PC magazine www.pcmag.com are now encouraging their readers to look at their website rather than buy the magazine version. They are also offering a downloadable Zinio (http://www.zinio.com/ ) digital format compatible versions of their magazines. Slowly the industry is encouraging its potential customers to go online.
If newspapers do stop their printed editions what happens to the journalists, while many are becoming professional bloggers or freelancers, how will they maintain the same credibility as a printed journalist. Blogging still is a form of publication. If these people work from home their sources and ISP addresses can be easily intercepted. Their sources can be easily revealed. Journalists are only the disseminators of messages. They are not the real political and social crusaders http://www.newssafety.org/index.php?option=com_content&view=article&id=11208:press-demands-security-for-journalists-&catid=121:nepal-media-safety&Itemid=100398 This will no doubt lead to a change in the journalists work and so to creditable online media.
The newspaper industry is changing and trees and the cost of printing are extremely high. However people still like having a choice of picking up a newspaper just because the headline says ‘Freddie Starr ate my Hamster’ . It seems though change, while it is a necessity for the environment and for the actual survival of the industry, needs to happen, no one has yet come up with a perfect solution.
It is impossible to say whether there will be a solution, certain people will still want to buy tabloids, certain people will only want to read on the next generation of Kindle which hopefully will allow updated editions of newspapers to be downloaded. Currently the Kindle work demands you use a button to turn the page. I believe for the Kindle or its competitor to really become the saviour of the Journalism industry is if each edition becomes possible to use with hypertext links, linking articles and pages within the actual pdf or downloaded digital edition. Instead of looking for something to replace the newspaper we need to reinvent it.

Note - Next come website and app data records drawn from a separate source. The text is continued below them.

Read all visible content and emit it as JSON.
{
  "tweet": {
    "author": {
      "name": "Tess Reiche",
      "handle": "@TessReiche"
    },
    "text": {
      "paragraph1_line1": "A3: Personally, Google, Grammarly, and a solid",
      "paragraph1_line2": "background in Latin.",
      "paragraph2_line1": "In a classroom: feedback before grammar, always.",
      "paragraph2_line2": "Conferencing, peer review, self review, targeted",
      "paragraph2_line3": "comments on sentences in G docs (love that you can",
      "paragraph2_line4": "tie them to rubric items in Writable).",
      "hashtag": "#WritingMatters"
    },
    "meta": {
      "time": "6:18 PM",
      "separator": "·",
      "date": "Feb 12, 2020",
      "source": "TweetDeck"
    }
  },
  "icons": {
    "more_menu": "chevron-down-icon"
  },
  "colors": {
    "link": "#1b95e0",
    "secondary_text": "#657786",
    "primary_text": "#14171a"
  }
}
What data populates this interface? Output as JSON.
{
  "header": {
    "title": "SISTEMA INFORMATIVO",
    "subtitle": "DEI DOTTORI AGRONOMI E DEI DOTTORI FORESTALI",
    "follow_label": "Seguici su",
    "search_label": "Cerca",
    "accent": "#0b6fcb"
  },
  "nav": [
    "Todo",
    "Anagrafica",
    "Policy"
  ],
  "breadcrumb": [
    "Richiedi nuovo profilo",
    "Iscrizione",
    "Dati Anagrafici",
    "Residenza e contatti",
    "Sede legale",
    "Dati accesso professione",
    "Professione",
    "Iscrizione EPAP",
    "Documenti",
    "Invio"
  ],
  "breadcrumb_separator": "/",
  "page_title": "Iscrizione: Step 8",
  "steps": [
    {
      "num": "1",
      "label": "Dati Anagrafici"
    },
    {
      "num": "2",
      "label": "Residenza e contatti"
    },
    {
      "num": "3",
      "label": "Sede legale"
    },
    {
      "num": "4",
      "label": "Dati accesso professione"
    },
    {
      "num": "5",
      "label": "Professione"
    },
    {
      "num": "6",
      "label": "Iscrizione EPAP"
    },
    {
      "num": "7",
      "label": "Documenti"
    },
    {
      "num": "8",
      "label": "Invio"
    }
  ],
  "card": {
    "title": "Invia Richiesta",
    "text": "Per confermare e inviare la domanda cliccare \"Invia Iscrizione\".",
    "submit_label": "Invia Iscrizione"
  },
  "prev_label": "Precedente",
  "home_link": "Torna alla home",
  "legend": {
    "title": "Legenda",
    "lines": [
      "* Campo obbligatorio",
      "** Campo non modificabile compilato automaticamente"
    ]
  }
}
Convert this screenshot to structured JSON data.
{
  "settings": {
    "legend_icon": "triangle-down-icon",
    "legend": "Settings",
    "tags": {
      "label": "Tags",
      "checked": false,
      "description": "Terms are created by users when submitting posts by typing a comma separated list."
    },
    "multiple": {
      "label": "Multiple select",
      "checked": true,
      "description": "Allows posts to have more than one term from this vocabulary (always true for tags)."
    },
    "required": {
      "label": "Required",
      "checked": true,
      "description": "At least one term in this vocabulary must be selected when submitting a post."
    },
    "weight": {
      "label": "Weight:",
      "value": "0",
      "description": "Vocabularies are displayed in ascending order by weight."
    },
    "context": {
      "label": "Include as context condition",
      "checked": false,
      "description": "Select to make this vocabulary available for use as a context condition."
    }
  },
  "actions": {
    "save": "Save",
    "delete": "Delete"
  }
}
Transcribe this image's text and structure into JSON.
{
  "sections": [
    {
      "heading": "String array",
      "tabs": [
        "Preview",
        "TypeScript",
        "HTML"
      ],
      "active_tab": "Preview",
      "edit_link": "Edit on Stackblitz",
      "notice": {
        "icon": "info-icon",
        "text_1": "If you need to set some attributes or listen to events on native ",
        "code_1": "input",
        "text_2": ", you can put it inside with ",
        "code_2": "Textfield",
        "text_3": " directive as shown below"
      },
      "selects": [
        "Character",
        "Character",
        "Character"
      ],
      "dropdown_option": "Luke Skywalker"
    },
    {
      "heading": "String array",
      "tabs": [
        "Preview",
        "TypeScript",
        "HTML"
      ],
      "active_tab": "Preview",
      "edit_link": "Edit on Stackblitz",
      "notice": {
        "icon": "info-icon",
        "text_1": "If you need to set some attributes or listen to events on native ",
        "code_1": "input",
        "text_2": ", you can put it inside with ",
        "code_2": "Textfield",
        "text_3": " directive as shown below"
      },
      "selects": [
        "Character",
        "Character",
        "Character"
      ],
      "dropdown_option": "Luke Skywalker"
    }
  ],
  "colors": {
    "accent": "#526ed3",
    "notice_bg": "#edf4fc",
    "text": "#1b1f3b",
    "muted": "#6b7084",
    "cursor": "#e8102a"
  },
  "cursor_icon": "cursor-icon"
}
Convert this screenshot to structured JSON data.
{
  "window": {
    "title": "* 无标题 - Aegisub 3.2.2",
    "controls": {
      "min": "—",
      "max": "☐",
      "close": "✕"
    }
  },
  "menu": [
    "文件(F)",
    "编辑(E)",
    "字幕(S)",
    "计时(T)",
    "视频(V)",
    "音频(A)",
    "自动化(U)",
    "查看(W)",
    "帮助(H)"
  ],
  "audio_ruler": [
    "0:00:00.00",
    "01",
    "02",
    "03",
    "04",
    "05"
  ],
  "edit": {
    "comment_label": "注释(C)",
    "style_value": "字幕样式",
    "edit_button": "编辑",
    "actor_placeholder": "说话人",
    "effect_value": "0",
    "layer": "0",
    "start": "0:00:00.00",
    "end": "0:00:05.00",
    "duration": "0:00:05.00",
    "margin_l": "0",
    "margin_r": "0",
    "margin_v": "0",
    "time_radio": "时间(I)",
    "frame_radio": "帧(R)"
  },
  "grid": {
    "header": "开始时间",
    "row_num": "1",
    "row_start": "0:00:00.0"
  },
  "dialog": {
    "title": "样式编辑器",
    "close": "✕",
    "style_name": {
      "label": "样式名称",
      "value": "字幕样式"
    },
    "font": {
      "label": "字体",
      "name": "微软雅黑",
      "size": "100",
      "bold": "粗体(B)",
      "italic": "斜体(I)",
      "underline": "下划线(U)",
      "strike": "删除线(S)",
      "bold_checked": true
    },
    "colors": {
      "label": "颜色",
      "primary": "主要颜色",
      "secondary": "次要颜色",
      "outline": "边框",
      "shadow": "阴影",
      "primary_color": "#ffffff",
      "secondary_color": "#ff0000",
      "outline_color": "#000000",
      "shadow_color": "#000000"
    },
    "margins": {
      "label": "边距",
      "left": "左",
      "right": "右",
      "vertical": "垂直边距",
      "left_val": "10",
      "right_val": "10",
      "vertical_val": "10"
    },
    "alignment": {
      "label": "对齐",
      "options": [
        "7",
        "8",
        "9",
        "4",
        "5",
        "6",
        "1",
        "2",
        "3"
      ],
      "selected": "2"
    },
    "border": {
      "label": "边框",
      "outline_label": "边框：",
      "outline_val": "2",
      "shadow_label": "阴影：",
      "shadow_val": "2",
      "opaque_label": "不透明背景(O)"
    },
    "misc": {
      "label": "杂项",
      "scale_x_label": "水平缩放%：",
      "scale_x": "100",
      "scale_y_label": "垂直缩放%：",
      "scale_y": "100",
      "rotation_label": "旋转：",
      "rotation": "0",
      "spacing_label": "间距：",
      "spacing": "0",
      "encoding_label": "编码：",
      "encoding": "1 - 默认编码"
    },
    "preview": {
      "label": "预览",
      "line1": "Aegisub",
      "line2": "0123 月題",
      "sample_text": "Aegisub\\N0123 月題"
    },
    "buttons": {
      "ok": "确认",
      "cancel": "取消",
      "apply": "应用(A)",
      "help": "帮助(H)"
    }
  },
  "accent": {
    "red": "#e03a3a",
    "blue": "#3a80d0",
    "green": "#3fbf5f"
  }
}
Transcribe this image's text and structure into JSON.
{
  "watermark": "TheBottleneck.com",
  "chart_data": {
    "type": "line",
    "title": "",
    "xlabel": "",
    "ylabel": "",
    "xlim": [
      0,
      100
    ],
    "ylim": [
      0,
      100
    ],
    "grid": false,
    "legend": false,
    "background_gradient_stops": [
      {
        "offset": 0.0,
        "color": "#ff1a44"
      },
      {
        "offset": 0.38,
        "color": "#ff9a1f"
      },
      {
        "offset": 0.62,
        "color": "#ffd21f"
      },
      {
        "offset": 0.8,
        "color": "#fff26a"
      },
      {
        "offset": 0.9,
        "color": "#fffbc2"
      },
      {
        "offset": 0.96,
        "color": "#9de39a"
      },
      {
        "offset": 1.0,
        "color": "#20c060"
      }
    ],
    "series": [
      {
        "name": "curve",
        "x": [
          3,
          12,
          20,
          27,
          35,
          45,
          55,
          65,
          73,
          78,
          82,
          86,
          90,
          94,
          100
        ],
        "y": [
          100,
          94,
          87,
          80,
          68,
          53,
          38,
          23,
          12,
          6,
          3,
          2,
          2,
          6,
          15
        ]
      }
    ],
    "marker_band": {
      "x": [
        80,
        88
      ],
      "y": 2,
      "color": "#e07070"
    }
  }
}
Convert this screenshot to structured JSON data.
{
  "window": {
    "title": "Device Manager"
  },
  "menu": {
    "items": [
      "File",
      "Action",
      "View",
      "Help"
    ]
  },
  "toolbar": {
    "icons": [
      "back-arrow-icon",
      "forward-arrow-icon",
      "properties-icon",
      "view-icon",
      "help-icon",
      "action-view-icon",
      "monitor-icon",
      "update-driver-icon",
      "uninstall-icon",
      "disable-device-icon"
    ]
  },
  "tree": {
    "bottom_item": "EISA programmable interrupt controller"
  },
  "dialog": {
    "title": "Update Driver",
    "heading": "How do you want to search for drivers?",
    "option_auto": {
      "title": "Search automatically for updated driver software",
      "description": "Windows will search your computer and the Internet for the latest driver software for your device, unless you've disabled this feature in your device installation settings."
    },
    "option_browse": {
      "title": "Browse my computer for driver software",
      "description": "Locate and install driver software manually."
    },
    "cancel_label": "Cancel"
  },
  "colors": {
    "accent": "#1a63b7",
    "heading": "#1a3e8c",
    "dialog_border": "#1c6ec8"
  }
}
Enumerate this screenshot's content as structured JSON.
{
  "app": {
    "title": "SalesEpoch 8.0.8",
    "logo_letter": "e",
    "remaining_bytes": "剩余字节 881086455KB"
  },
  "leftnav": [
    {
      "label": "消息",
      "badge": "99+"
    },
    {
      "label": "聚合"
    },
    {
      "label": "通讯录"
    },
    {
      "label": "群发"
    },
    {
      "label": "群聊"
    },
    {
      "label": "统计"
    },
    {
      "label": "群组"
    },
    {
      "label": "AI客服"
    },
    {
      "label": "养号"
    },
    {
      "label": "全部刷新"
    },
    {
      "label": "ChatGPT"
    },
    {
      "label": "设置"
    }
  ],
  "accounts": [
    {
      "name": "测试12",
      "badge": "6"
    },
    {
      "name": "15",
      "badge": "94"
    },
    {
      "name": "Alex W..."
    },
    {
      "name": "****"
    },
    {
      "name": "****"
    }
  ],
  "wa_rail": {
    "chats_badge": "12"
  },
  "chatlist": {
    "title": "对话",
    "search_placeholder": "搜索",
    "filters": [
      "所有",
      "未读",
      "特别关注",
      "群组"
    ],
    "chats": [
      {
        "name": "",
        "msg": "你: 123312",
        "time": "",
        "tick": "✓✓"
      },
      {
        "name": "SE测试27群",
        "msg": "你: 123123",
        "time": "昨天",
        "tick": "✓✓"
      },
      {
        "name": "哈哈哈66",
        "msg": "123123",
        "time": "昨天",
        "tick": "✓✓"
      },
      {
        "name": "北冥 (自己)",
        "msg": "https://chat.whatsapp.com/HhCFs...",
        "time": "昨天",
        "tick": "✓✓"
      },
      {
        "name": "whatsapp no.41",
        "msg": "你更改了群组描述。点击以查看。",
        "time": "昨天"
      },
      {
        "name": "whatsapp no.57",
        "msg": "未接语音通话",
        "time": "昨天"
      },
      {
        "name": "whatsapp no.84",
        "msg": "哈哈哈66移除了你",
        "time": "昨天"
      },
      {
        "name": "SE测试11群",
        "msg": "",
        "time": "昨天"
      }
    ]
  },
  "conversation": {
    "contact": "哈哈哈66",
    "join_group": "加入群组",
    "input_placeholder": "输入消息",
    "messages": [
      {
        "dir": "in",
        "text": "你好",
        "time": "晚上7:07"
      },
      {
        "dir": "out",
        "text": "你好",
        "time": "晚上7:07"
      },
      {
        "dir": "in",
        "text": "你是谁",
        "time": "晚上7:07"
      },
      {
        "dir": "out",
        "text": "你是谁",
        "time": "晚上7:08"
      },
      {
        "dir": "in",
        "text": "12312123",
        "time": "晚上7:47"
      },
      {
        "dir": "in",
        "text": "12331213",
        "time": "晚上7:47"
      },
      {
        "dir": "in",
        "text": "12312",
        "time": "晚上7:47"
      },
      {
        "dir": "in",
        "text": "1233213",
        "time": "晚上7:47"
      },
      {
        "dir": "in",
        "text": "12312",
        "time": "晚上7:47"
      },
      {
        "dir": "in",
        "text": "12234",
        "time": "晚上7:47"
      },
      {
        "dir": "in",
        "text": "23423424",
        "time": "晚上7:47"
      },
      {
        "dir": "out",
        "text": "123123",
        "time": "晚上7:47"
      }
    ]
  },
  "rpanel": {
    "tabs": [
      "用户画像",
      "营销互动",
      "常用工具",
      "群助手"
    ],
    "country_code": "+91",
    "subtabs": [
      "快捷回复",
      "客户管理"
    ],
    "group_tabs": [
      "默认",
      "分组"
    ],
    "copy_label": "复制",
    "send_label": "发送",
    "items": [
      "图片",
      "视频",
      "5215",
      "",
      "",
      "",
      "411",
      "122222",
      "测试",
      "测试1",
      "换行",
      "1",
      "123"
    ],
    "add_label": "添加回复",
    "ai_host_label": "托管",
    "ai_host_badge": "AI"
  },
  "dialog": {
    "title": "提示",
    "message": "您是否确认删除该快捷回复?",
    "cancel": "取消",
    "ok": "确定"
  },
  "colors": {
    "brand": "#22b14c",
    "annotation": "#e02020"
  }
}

Bolter, J & Grusin, 1999 Remediation, Understanding New Media 2000 reprint, USA, The MIT Press
© Vanessa Monaghan/NessyProductions 2009 May 2009